On July 19

Local teen earns Duke of Edinburgh award

Emma Thibodeau, an Elk Valley local, has been presented with the Duke of Edinburgh (DoE) award.

Emma Thibodeau, an Elk Valley local, has been presented with the Duke of Edinburgh (DoE) award. While the award is not competitive, its goal is to make participants aged between 14 and 24 become the best version of themselves. The award is available in 144 countries and was founded in 1956 in the United Kingdom by the Duke of Edinburgh, Prince Philip. Since its inception in Canada in 1964, there have been approximately half a million Canadians who have received the award and there are 50,000 participants currently enrolled, according to the DoE’s website.

The DoE is a multifaceted award where applicants complete self-improvement exercises that were modelled as a solution of Kurt Hahn’s “Six Declines of Modern Youth.” The six declines are, “fitness due to modern methods of locomotion, Initiative and Enterprise due to the widespread disease of spectatoritis, Memory and Imagination due to the confused restlessness of modern life, Skill and Care due to the weakened tradition of craftsmanship, Self-discipline due to the ever-present availability of stimulants and tranquilizers and Compassion due to the unseemly haste with which modern life is conducted.”

“You are required to record three months of skill development, physical activity, and service. The award asks for an average of one hour/week in each of these areas. Youth are also asked to fulfill three extra months in one of those areas. In addition, you have to participate in a practice journey and an adventurous journey,” said Thibodeau in an email to The Free Press. “For the practice journey, you must write a paragraph about what you did and how it helped you prepare for the adventurous journey. For the adventurous journey, you need to write a page on what you did and all the details of that camp, including distance traveled under your own power.”

The award is split into bronze, silver and gold milestones. As a person progresses through the awards, the subsequent milestone becomes bigger, with an increased level of commitment and effort. Thibodeau has just completed her bronze level award.

“The bronze level took six months to complete. I have been working at the silver level for about six weeks. I started working on my silver portion as soon as I finished the bronze level and received my certificate and new record book,” she said.

Thibodeau does not believe there are any other people working toward the award in the area.  When asked about why she decided to start the DoE she responded, “I chose to do this award because my mom suggested I do it and I already do everything required on a regular basis. The Duke of Edinburgh award is worth two high school credits for each level completed.  Also, it is recognized by post-secondary institutions, scholarship providers, and top employers who value leadership and self-development skills which the award represents.”

Thibodeau wants to encourage more young people to start the program. While she started at bronze, potential participants can enroll directly into the upper awards.

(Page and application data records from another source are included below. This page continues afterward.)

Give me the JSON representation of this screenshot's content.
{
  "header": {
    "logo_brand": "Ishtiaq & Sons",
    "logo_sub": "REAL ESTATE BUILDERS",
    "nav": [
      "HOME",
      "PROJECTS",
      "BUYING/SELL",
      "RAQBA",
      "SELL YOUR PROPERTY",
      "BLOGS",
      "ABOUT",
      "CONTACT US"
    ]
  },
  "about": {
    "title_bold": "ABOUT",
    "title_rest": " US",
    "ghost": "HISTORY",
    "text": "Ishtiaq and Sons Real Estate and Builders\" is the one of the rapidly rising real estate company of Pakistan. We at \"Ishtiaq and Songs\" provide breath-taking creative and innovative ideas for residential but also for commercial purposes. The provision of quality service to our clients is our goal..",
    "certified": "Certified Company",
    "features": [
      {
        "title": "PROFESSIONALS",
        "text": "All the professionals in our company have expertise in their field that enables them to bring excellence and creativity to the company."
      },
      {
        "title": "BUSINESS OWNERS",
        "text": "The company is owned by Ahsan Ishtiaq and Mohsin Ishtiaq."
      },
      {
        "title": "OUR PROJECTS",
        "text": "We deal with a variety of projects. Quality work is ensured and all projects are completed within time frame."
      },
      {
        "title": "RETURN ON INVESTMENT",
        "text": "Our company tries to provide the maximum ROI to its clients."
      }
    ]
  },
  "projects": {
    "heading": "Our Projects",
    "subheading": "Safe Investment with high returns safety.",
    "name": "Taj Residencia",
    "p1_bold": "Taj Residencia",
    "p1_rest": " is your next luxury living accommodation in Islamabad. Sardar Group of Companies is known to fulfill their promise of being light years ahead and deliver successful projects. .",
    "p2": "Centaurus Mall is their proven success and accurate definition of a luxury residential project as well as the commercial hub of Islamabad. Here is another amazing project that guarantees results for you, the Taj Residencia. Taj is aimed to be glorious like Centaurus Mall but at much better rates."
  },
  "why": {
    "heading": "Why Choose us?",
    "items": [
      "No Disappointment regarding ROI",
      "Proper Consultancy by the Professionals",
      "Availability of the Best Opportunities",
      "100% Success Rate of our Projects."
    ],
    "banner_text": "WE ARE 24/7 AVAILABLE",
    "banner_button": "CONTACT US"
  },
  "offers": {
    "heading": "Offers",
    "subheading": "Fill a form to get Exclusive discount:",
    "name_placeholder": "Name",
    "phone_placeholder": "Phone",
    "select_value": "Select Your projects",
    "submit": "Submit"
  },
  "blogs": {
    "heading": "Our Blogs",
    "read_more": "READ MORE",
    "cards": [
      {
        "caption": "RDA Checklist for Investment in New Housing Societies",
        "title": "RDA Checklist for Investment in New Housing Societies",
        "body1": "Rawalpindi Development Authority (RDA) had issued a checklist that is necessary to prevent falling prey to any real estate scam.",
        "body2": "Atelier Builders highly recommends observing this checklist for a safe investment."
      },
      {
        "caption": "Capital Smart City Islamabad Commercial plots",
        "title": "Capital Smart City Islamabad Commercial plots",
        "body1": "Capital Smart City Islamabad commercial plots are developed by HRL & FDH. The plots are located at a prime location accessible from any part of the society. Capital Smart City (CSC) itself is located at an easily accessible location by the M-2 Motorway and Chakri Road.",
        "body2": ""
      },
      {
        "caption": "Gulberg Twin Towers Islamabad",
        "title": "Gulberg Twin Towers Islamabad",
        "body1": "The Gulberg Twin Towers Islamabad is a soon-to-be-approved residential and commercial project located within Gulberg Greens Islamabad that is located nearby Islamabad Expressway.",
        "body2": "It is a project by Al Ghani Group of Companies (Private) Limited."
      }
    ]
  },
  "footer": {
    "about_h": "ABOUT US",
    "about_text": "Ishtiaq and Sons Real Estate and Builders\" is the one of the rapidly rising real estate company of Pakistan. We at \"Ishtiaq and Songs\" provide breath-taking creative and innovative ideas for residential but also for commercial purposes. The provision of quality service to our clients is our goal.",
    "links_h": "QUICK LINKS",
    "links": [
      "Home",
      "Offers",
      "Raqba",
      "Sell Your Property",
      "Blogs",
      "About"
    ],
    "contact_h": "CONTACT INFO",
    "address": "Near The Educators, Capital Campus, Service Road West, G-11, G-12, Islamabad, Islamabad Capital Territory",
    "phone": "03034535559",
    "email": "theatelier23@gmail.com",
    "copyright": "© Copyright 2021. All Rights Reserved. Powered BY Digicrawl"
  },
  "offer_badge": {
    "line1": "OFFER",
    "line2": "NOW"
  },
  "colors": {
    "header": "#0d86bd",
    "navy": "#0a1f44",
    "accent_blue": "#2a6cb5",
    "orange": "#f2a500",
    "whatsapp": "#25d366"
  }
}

To enroll into silver, youth need to be 15 or older, and for gold youth need to be 16 or older.

“I would recommend the Duke of Edinburgh award to other youth because it helps you better understand your strengths and weaknesses and improves confidence in achieving life goals,” she said.

 

Get local stories you won't find anywhere else right to your inbox.
Sign up here

Just Posted

The Mountain Market showcases local goods

The Mountain Market is held each Sunday morning in Fernie’s Rotary Park

Summer races kick off at Fernie Alpine Resort

FAR jumps into their summer programming with mountain biking and trail running races

Summer Stories Around Town program encourages outdoor reading in Elk Valley

With storywalks and clothesline stories in Fernie and Sparwood, everyone can get reading

School District 5 identifies funding needs in yearly budget report

The SD5 board presented three main projects that need increased funding in the coming years

From baseball stars to forest fires: Southeast Fire Centre water bomber has an interesting past

Tanker 489 is stationed in Castlegar this year, but in the 1960s it belonged to the L.A. Dodgers.

Amber Alert for two Quebec girls cancelled after bodies found

Romy Carpentier, 6, Norah Carpentier, 11, and their father, Martin Carpentier, missing since Wednesday

B.C. man prepares to be first to receive double-hand transplant in Canada

After the surgery, transplant patients face a long recovery

Grocers appear before MPs to explain decision to cut pandemic pay

Executives from three of Canada’s largest grocery chains have defended their decision to end temporary wage increases

Bringing support to Indigenous students and communities, while fulfilling a dream

Mitacs is a nonprofit organization that operates research and training programs

RCMP ‘disappointed’ by talk that race a factor in quiet Rideau Hall arrest

Corey Hurren, who is from Manitoba, is facing 22 charges

NHL’s Canadian hubs offer little economic benefit, but morale boost is valuable: experts

Games are slated to start Aug. 1 with six Canadian teams qualifying for the 24-team resumption of play

‘Made in the Cowichan Valley’ coming to a wine bottle near you

Cowichan Valley has the honour of being the first sub-GI outside of the Okanagan

VIDEO: Vancouver Island cat missing 18 months reunited with family

Blue the cat found at Victoria museum 17 kilometres from home

Most Read